+++ Data for processing +++
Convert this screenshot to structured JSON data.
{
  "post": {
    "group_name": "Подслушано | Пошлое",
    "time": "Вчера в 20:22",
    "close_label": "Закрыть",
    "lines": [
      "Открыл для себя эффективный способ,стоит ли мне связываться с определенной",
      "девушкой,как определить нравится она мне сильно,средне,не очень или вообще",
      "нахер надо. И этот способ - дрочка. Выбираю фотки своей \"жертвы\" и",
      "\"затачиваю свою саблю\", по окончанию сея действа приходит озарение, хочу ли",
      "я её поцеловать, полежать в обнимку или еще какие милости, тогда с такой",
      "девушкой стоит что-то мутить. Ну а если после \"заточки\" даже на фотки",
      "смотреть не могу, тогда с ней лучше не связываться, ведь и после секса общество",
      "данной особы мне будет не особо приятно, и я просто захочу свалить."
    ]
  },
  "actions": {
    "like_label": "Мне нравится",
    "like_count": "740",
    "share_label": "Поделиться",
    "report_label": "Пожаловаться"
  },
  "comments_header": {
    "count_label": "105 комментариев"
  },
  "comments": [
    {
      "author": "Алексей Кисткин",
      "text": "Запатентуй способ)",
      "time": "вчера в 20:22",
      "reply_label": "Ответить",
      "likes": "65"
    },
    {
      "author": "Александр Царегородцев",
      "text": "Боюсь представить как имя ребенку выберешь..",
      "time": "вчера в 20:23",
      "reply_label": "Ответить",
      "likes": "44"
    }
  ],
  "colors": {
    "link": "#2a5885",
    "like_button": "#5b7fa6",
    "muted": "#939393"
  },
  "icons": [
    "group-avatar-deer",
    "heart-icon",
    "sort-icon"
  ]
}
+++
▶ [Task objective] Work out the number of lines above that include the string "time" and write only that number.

▶ [Problem solution] 3